(Extracted data entries)
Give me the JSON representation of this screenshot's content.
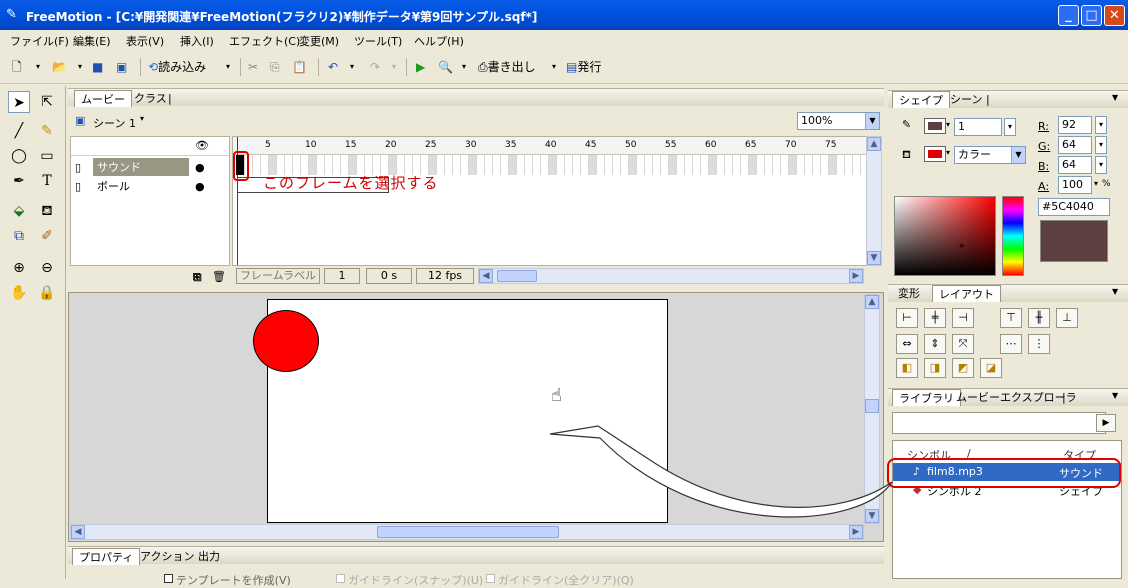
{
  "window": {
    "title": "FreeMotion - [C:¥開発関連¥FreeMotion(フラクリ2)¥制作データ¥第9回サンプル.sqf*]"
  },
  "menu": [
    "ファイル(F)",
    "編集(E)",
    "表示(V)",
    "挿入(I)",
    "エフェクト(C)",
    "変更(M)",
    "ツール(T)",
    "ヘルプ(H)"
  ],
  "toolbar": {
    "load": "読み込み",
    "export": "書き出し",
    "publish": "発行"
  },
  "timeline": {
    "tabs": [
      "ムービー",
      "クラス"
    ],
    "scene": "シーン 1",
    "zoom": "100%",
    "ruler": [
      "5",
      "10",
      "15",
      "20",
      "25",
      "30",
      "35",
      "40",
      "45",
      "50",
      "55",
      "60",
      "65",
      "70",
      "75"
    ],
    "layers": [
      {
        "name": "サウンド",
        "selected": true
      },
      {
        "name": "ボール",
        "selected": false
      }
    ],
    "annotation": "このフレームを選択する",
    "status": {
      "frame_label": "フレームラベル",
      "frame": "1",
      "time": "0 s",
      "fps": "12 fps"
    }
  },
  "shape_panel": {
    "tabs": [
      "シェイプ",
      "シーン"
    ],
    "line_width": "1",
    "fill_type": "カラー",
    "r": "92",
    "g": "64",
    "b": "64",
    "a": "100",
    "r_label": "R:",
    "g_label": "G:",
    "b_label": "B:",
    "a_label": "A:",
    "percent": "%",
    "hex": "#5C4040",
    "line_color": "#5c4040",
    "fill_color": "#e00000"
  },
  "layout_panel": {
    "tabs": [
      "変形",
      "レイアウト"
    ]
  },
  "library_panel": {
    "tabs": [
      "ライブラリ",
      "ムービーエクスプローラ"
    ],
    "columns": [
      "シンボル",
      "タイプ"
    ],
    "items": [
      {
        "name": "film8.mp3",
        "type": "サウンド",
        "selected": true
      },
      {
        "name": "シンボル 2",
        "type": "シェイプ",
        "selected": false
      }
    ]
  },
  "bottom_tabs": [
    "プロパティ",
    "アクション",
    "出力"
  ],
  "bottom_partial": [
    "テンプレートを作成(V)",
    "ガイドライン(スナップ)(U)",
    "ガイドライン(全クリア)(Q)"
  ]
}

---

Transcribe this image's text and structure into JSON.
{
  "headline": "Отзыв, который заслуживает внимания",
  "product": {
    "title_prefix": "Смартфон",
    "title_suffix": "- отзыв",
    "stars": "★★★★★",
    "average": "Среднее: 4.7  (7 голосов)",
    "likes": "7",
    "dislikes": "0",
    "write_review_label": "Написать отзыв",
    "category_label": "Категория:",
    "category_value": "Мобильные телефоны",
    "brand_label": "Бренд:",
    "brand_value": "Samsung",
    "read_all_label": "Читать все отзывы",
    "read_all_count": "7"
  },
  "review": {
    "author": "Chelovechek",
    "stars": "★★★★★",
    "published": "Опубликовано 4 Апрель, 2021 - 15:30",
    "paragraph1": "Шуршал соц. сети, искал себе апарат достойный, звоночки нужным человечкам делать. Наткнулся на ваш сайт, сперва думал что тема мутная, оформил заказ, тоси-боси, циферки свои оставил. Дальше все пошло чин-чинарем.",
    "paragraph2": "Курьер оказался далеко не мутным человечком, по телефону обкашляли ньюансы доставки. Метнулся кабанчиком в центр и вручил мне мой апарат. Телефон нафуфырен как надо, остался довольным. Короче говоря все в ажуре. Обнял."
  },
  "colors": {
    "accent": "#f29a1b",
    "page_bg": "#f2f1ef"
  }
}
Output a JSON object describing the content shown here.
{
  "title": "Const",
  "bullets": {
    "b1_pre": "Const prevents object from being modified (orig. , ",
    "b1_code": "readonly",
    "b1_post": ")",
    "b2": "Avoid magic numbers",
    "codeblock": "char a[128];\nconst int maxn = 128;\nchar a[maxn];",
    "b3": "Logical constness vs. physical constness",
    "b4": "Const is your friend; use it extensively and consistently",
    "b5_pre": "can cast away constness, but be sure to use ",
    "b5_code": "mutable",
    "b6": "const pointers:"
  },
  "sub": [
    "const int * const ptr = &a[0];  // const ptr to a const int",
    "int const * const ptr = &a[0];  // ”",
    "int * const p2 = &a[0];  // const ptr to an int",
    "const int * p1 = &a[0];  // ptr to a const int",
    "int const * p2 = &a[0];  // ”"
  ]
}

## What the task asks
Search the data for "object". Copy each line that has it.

## Answer to this task
Output a JSON object describing the content shown here.
    "b1_pre": "Const prevents object from being modified (orig. , ",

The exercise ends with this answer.